The seed vault is located on a remote island in the Svalbard archipelago, halfway between mainland Norway and the North Pole. The vault was built into an abandoned Arctic coal mine under the permafrost deep inside a mountain in 2008 and was really and truly expected to be a “fail-safe” measure.
The seed vault contains nearly one million packets of seeds, all carefully labeled. The seeds come from almost every country in the world and are a vast sampling of unique varieties of major African and Asian food staples such as maize, rice, wheat, cowpea, and sorghum to European and South American varieties of lettuce, eggplant, squash, and potatoes.
Climate change has changed the picture
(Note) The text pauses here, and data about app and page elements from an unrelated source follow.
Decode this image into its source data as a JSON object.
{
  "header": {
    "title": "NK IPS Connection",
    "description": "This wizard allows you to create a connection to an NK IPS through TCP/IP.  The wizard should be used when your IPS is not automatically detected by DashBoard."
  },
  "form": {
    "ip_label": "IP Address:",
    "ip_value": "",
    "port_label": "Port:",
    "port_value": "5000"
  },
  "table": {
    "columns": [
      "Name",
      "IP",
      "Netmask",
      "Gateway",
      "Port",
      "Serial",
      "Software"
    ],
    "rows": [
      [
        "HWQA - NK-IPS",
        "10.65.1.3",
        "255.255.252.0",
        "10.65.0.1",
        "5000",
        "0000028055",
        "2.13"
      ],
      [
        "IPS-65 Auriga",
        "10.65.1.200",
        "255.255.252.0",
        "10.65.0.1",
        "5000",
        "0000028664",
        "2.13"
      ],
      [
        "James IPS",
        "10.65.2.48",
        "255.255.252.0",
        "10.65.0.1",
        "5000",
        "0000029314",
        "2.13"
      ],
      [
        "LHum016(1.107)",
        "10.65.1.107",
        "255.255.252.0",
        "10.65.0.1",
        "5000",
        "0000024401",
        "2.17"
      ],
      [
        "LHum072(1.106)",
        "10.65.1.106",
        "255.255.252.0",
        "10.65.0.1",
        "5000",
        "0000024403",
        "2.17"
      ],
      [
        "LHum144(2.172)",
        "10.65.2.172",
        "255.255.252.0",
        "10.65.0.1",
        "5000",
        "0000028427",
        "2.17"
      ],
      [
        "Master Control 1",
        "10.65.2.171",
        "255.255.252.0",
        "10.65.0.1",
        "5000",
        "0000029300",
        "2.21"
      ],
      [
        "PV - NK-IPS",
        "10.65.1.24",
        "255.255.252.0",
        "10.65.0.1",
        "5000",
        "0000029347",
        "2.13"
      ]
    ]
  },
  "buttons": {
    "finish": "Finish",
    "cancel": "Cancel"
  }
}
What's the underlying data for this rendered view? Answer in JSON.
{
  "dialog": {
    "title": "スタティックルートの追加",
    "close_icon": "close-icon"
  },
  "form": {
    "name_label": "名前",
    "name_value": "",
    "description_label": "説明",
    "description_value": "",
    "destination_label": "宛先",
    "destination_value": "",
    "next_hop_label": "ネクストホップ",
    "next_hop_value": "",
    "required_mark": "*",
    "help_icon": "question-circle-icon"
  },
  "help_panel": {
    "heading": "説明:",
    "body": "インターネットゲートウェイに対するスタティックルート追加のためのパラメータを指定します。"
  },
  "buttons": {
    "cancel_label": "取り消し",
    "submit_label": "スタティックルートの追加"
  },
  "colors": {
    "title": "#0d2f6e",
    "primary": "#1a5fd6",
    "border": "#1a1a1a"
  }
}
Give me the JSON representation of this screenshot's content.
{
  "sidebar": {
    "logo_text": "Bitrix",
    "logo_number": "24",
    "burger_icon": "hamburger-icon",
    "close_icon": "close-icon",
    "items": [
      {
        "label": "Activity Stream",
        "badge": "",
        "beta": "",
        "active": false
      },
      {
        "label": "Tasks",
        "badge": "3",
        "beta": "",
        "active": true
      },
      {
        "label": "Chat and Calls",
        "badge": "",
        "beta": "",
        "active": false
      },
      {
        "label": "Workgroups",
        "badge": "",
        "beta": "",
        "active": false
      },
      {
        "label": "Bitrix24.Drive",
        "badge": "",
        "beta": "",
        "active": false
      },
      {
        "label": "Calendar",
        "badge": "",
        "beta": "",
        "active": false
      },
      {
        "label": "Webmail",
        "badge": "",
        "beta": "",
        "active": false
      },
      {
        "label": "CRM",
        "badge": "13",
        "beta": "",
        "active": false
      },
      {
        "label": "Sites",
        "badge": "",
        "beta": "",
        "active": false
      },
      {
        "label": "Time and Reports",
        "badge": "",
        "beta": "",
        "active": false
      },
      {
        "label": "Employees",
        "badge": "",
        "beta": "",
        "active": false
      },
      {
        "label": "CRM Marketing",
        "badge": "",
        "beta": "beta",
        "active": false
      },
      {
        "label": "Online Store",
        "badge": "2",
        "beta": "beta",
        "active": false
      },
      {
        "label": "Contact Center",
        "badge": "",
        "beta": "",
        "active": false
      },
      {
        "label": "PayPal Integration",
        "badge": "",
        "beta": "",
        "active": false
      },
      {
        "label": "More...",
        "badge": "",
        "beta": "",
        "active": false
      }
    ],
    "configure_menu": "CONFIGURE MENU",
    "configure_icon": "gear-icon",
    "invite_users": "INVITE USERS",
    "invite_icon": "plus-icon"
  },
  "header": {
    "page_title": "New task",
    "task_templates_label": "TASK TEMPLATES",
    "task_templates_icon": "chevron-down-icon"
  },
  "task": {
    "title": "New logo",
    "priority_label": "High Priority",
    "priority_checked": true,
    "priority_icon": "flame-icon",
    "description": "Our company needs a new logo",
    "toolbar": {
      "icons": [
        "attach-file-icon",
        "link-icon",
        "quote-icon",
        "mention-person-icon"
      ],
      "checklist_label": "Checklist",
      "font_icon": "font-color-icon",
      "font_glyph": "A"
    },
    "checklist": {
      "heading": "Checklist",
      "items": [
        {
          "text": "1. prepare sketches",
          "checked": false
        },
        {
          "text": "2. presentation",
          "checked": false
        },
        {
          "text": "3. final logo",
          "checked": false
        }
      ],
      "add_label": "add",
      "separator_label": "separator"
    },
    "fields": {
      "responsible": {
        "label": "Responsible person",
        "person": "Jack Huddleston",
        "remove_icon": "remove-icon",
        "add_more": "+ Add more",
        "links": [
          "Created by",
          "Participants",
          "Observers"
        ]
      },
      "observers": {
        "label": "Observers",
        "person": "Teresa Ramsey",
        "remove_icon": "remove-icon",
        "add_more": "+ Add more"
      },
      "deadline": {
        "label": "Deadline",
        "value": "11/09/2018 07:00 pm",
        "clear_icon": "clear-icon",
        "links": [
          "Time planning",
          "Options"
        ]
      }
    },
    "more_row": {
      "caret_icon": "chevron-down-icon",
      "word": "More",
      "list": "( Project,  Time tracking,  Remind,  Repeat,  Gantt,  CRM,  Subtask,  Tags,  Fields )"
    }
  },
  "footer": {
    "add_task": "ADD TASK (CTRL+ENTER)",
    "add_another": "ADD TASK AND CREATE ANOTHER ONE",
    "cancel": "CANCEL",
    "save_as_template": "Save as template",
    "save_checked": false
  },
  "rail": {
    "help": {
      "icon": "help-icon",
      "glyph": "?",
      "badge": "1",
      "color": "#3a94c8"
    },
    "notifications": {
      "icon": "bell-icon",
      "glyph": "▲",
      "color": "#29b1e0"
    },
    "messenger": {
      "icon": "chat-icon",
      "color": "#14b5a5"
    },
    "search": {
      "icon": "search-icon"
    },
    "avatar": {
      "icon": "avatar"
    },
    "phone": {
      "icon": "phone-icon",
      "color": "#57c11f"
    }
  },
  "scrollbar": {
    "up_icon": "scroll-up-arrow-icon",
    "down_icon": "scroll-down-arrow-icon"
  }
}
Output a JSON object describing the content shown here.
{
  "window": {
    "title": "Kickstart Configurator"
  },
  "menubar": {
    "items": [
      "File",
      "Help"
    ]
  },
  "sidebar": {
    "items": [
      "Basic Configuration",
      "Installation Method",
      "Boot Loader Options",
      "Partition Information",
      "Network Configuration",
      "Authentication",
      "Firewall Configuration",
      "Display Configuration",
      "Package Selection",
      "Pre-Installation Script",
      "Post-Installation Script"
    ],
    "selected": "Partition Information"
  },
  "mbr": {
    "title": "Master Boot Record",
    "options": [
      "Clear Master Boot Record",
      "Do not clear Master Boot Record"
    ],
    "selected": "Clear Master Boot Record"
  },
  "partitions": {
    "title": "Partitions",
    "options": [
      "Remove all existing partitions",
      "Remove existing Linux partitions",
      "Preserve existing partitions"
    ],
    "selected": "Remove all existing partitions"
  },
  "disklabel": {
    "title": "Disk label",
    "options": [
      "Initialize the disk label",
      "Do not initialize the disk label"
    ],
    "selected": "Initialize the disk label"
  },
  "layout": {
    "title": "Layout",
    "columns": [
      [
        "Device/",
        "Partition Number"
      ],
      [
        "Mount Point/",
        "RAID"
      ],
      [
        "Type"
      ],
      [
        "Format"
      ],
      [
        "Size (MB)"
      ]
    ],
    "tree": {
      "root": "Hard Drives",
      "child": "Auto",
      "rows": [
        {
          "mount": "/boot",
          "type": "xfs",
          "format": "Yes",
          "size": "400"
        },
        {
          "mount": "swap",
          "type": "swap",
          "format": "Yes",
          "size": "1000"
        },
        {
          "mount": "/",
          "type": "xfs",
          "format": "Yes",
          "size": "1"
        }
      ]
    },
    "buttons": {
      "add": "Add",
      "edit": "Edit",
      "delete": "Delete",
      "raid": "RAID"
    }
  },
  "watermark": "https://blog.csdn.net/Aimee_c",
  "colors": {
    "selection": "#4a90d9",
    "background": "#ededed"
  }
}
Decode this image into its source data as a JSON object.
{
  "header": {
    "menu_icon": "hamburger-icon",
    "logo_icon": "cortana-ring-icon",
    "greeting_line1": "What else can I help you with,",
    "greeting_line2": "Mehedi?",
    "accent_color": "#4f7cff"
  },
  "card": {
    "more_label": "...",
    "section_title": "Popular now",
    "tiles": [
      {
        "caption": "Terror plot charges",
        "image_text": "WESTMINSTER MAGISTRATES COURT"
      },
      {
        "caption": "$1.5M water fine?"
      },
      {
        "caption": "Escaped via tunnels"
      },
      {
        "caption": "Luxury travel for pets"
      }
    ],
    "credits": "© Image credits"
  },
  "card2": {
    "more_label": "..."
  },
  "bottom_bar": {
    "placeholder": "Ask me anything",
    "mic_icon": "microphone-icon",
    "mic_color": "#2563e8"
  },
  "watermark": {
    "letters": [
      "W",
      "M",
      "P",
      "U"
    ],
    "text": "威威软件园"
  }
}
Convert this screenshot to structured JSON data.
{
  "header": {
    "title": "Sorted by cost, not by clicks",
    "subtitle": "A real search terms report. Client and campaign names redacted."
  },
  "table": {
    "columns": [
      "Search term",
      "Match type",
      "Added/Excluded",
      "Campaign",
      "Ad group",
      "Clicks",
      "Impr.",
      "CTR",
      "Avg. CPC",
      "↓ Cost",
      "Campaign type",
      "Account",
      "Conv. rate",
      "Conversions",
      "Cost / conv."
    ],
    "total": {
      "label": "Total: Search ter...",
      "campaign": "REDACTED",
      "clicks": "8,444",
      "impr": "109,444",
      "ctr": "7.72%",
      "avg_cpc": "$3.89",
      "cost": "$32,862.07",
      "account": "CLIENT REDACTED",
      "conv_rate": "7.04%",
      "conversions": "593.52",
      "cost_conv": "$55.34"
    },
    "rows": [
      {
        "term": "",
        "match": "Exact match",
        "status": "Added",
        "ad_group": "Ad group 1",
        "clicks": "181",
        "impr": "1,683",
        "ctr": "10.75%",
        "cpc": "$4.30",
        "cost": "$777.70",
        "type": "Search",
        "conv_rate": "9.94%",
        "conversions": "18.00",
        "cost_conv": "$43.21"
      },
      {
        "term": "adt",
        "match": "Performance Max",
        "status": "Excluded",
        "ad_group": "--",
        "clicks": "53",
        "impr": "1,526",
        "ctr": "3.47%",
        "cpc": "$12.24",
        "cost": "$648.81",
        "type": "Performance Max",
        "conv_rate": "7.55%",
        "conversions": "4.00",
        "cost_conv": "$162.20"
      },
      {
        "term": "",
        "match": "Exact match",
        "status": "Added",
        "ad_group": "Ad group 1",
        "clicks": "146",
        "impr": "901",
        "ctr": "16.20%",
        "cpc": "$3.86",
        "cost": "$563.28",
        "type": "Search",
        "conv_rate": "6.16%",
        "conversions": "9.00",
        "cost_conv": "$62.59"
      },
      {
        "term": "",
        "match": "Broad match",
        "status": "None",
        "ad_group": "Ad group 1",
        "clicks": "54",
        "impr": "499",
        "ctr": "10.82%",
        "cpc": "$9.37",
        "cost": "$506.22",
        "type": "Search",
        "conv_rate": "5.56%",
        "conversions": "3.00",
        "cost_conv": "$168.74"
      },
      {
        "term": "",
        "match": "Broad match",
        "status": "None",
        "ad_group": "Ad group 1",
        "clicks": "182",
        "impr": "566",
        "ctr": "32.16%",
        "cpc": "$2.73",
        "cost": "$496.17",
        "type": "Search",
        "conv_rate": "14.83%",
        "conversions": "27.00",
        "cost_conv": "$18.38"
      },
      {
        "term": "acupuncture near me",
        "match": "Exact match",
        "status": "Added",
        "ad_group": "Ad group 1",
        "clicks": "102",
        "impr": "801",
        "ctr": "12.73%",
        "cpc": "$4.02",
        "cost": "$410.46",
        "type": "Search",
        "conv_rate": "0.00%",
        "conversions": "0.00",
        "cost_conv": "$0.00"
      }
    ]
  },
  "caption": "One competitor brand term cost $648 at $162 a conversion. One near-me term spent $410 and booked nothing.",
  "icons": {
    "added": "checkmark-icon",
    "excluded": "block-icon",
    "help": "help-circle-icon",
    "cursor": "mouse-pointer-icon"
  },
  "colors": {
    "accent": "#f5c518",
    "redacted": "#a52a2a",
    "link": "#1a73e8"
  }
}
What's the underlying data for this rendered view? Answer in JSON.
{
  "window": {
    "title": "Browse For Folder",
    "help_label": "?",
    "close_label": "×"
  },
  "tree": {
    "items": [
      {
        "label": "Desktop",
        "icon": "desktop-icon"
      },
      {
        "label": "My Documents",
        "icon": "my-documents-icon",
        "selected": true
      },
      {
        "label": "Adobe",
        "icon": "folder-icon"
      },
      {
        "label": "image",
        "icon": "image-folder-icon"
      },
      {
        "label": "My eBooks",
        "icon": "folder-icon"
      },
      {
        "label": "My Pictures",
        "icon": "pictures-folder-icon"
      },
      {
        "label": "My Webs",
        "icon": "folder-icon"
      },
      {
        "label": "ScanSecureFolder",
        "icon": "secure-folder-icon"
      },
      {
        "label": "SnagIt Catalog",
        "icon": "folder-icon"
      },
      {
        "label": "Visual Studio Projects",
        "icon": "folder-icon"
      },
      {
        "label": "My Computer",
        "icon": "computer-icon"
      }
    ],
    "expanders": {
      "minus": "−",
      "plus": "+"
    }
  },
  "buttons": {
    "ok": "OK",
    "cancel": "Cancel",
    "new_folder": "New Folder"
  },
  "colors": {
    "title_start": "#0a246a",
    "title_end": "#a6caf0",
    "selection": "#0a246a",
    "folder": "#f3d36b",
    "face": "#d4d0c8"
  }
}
The thawing of the permafrost deep inside the mountain so far north in the Arctic was never supposed to happen. But this past year’s soaring Arctic temperatures, coming at the end of the world’s hottest year on record certainly didn’t help. Added to the unusual warmth was the extreme weather that brought heavy rains and melting, instead of the expected snows.
“It was not in our plans to think that the permafrost would not be there and that it would experience extreme weather like that,” said Hege Njaa Aschim, from the Norwegian government, which owns the vault, according to the Guardian.
“A lot of water went into the start of the tunnel and then it froze to ice, so it was like a glacier when you went in,” she told the Guardian. It was fortunate that the melt water only reached the entrance to the tunnel that leads to the vault, and didn’t get into the vault itself.
Inside the vault, the temperature stays at minus 0.4 degrees Fahrenheit, but the incident has raised questions about the durability of the seed bank that was supposed to operate without human intervention.
“It was supposed to [operate] without the help of humans, but now we are watching the seed vault 24 hours a day,” Aschim said. “We must see what we can do to minimize all the risks and make sure the seed bank can take care of itself.”
Work under way to minimize the risk
Several projects are now underway, including digging trenches to divert meltwater away from the tunnel, as well as waterproofing of the 100-meter (328-feet) long tunnel. Electrical equipment that does produce some heat has been removed from the tunnel and pumps have been placed inside the vault in case they will need to be used during any future flooding.
With the permafrost melting from Norway to Siberia and Canada, solutions must be found to protect the world’s crop legacy. Aschim said, “We have to find solutions. It is a big responsibility and we take it very seriously. We are doing this for the world.”